Save the rubber for driver's tires: Hell Pizza rankled myriad New Zealanders when it conducted a direct-mail campaign for its Lust Pizza that included a condom and instructions for use.
Workers unite! After the formation of the American Union of Pizza Delivery Drivers in April, the nascent group held a protest at a Domino's Pizza store in Louisville, Ky., in objection to the firing of a driver who worked to unionize the shop. The vote to unionize the shop failed a week later.
It worked for Domino's, why not Pizza Hut? Seeking to spur sagging sales, Pizza Hut rolled out a $5 medium pizza deal centered on three medium, one-topping pizzas for just $5 each. In other Pizza Hut news, despite lackluster performance on his watch, the chain's president, Peter Hearl, was promoted to chief operating and development officer at parent company Yum! Brands.
Bingo and gardening are overrated: After a six-year retirement from Grimaldi's Pizzeria, founder Patsy Grimaldi, 75, came back to the pizza oven. The pizza legend called retiring "a big mistake" and "boring."
The Eagle has landed — with a lot of pizzas: Eagle Boys Pizza in Brisbane, Australia is donating 6,000 free pizza vouchers to the Salvation Army in December.
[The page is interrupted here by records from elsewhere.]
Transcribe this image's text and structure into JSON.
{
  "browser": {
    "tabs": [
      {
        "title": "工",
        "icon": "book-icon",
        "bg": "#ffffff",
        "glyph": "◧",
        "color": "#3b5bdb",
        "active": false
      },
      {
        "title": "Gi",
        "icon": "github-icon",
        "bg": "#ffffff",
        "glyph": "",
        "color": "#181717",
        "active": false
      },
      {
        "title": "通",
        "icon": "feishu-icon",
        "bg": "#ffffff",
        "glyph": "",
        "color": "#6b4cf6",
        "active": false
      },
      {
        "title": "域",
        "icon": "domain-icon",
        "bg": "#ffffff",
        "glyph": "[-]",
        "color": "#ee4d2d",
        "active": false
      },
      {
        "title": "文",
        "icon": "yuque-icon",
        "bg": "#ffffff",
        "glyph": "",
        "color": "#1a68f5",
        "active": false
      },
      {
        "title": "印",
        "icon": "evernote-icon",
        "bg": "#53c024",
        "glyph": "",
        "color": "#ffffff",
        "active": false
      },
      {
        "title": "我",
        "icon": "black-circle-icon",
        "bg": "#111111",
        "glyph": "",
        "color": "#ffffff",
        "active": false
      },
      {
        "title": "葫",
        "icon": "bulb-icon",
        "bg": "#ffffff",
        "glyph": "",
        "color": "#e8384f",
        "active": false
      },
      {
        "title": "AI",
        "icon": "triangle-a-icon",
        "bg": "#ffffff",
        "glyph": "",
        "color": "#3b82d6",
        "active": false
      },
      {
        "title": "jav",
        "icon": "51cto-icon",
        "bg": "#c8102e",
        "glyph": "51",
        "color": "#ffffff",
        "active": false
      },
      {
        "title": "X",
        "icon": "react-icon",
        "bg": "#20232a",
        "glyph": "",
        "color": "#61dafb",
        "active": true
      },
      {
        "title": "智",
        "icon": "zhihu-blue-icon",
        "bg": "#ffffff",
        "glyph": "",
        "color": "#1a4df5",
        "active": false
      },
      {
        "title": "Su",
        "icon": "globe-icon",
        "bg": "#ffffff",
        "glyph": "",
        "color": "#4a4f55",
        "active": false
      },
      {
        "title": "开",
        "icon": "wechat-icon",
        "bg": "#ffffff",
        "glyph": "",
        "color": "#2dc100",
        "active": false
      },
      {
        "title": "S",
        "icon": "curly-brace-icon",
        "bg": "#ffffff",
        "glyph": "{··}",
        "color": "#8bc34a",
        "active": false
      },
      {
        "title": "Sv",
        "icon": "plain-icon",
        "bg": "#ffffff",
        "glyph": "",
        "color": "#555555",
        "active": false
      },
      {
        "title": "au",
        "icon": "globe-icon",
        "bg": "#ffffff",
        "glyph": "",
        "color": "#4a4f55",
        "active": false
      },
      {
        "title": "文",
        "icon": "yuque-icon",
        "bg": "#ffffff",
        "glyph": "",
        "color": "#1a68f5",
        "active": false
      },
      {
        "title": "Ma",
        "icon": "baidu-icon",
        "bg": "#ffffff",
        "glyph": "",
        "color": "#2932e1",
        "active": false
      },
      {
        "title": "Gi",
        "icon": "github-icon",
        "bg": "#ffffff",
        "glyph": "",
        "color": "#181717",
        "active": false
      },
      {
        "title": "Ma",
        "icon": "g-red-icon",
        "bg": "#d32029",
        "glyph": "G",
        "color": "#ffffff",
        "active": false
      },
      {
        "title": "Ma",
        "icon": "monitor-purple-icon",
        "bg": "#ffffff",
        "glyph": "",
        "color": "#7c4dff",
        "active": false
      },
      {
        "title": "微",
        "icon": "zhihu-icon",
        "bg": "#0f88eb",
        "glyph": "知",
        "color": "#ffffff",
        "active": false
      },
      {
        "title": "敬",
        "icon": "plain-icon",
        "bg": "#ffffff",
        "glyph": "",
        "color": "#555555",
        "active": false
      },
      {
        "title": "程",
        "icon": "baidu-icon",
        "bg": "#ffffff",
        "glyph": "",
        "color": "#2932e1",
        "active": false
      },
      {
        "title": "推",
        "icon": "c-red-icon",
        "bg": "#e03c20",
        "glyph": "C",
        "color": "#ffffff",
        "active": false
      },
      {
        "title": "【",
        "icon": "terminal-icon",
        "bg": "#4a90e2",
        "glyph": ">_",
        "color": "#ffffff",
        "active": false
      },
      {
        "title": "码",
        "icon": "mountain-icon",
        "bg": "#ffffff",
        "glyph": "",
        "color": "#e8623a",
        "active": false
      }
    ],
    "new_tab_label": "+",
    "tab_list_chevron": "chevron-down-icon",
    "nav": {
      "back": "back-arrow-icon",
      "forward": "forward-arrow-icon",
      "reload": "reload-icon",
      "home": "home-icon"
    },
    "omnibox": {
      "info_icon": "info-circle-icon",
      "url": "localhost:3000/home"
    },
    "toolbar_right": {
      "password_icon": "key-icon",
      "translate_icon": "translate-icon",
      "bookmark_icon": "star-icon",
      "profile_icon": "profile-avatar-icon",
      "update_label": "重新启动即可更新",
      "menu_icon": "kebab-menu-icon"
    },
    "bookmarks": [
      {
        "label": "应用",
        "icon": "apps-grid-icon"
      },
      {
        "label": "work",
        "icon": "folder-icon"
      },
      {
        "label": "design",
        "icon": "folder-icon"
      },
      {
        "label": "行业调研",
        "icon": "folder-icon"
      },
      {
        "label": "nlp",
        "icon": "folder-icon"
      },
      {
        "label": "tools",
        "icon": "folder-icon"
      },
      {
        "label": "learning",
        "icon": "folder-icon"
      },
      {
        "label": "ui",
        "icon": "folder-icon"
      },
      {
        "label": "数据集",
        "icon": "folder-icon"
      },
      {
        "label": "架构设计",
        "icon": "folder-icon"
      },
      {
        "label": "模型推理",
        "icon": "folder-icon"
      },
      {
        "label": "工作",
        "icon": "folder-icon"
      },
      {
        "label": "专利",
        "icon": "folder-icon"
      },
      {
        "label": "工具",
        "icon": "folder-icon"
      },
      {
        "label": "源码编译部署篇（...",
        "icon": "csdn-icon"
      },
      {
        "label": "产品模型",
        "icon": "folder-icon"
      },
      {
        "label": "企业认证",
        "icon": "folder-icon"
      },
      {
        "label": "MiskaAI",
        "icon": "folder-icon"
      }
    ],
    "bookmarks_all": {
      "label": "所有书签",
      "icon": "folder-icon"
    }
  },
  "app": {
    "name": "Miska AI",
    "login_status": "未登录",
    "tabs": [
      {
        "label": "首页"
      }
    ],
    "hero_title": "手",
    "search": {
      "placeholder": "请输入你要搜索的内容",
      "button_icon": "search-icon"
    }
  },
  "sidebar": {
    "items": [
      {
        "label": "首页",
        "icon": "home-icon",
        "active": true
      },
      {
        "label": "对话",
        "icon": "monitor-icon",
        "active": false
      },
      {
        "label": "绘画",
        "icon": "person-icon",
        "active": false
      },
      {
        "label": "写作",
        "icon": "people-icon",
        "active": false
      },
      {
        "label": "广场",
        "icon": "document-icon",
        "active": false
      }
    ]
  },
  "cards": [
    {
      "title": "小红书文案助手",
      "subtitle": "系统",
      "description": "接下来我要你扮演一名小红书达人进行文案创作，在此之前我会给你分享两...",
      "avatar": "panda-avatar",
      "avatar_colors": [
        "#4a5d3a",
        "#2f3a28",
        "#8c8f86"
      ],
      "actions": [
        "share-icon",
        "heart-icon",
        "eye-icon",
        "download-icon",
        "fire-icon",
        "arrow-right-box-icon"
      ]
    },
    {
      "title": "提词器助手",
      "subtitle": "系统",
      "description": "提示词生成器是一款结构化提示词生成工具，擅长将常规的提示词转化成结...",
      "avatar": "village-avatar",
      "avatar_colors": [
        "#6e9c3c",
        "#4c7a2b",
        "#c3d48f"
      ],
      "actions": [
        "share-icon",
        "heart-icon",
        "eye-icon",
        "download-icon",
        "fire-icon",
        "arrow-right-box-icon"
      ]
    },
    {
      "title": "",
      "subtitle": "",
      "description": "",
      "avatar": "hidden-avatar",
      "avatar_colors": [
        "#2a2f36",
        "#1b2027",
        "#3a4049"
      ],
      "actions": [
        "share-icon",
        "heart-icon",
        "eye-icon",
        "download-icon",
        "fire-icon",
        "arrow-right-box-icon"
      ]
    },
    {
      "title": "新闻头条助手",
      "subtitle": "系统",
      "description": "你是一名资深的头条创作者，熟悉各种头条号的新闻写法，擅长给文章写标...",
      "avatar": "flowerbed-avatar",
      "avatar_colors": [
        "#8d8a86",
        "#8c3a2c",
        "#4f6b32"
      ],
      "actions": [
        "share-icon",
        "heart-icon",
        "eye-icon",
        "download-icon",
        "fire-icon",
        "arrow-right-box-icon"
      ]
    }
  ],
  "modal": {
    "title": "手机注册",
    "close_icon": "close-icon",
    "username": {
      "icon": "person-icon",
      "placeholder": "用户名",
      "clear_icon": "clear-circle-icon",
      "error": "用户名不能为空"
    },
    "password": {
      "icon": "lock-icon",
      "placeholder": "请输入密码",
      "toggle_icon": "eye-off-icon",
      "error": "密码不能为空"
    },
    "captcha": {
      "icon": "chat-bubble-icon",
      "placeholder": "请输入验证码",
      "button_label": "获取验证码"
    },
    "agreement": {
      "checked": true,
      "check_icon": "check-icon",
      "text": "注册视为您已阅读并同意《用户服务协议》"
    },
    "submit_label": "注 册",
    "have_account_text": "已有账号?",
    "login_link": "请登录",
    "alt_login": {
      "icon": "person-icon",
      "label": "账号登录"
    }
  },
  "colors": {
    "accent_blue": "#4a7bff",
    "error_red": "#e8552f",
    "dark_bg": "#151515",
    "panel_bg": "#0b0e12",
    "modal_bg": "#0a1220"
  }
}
The value of the edible Christmas present is AUS $60,000 (U.S. $47,000).
Trans-fat-free Apple: New York City legislators voted to eliminate all trans-fats from restaurant foods by late 2007. Restaurateurs, supported by the National Restaurant Association, say the ban isn't necessary and pointed to a dearth of research to support the claims that trans-fats cause heart disease.